Then, when he had taken possession of the brahmin householders, they did indeed abuse, revile, scold, and harass the virtuous recluses: "These baldheaded recluses, these dark skinned menial offspring of Brahma's feet, say 'We are meditators, we are meditators!' and with shoulders drooping, heads down and all limp, they meditate, premeditate, out-meditate, and mismeditate. Just as an owl on a branch waiting for a mouse meditates, premeditates, out-meditates, and mismeditates..."
[While it might sound good to meditate with the focus of an owl, the terms taken together elsewhere (MN 108.26) describe the meditation of someone whose mind is obsessed by the Five Hindrances.]
[The commentary takes great pains to point out that Mara did not exercise control over their actions (karma), in which case he alone would have been responsible and the brahmins would not have been responsible and could not have generated bad karma by their deeds. Rather, Mara caused the brahmins to imagine scenes of the monastics engaged in improper conduct, and this aroused their antagonism and induced (not forced) them to harass the recluses. Mara's intent in doing so was to make the recluses give rise to anger and dejection.]

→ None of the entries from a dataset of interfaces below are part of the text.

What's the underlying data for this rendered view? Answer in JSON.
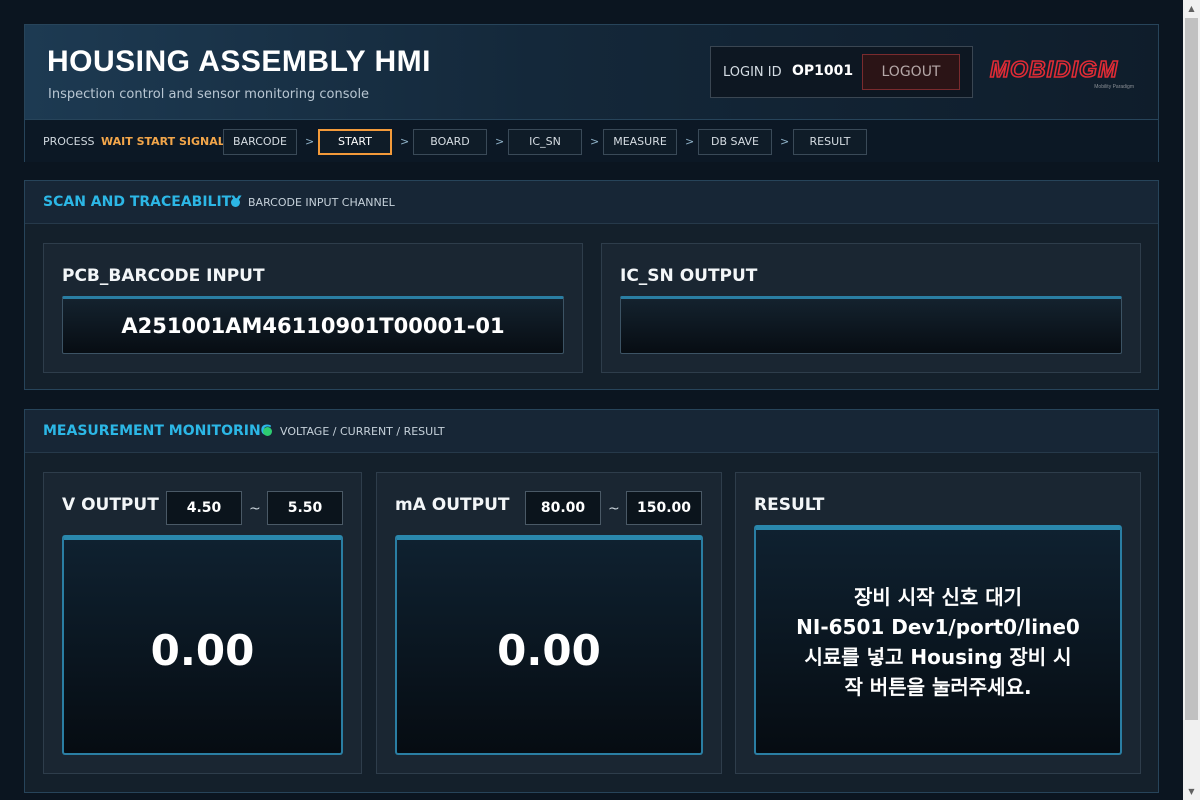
{
  "header": {
    "title": "HOUSING ASSEMBLY HMI",
    "subtitle": "Inspection control and sensor monitoring console",
    "login_label": "LOGIN ID",
    "login_id": "OP1001",
    "logout_label": "LOGOUT",
    "logo_text": "MOBIDIGM",
    "logo_tagline": "Mobility Paradigm",
    "logo_color": "#e02b35"
  },
  "process": {
    "label": "PROCESS",
    "status": "WAIT START SIGNAL",
    "status_color": "#f3a64a",
    "steps": [
      "BARCODE",
      "START",
      "BOARD",
      "IC_SN",
      "MEASURE",
      "DB SAVE",
      "RESULT"
    ],
    "active_step": "START",
    "separator": ">"
  },
  "scan_panel": {
    "title": "SCAN AND TRACEABILITY",
    "subtitle": "BARCODE INPUT CHANNEL",
    "indicator_color": "#2cb7e6",
    "pcb_barcode": {
      "label": "PCB_BARCODE INPUT",
      "value": "A251001AM46110901T00001-01"
    },
    "ic_sn": {
      "label": "IC_SN OUTPUT",
      "value": ""
    }
  },
  "measure_panel": {
    "title": "MEASUREMENT MONITORING",
    "subtitle": "VOLTAGE / CURRENT / RESULT",
    "indicator_color": "#2ecc71",
    "range_separator": "~",
    "v_output": {
      "label": "V OUTPUT",
      "min": "4.50",
      "max": "5.50",
      "value": "0.00"
    },
    "ma_output": {
      "label": "mA OUTPUT",
      "min": "80.00",
      "max": "150.00",
      "value": "0.00"
    },
    "result": {
      "label": "RESULT",
      "lines": [
        "장비 시작 신호 대기",
        "NI-6501 Dev1/port0/line0",
        "시료를 넣고 Housing 장비 시",
        "작 버튼을 눌러주세요."
      ]
    }
  }
}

Maha Moggallana now explains to Mara (whose name is Namuci) what happened to them as a result of their karma: "Now, Evil One, on that occasion most of those human beings, when they died, reappeared on the dissolution of the body, after death, in a state of deprivation, in an unhappy destination, in perdition, even in hell."
He further recounted how the Buddha Kakusandha told the recluses what the Mara Dusi was up to and how they should practice universal loving-kindness meditation in all directions. And how he asked them to follow that up with universal compassion, appreciative joy, and equanimity [the Brahma Viharas, "Divine Abidings," a.k.a., the "Four Immeasurables"].
This caused a problem for the Mara Dusi who considered: "Though I do as I am doing, still I do not know the coming or the going of these virtuous recluses of good character. Let me now take possession of the brahmin householders, telling them: 'Come now, honor, respect, revere, and venerate the virtuous recluses of good character; then perhaps, when they are honored, respected, revered, and venerated by you, some change will come about in their minds whereby the Mara Dusi may find an opportunity."
He did so, and as a result of their karma, when they died, most of them were reborn in a happy destination, even in the heavenly world[s]. The Buddha Kakusandha instructed the recluses on a meditation to overcome pride, negligence, egotism, conceit, complacency, and other such mental defilements. This also frustrated the Mara Dusi until he was driven to possess a boy to throw a rock at the head of one of the chief disciples causing him a bleeding gash. The Buddha Kakusandha turned to look at the Mara Dusi while stating "This Mara Dusi knows no bounds." He then fell into the Great Waste to suffer unbelievably for millenia only to be reborn as a repugnant chimera and now himself, aeons later, a chief disciple of a buddha.
What followed was the recitation of an extraordinary set of verses readers might find too hard to believe.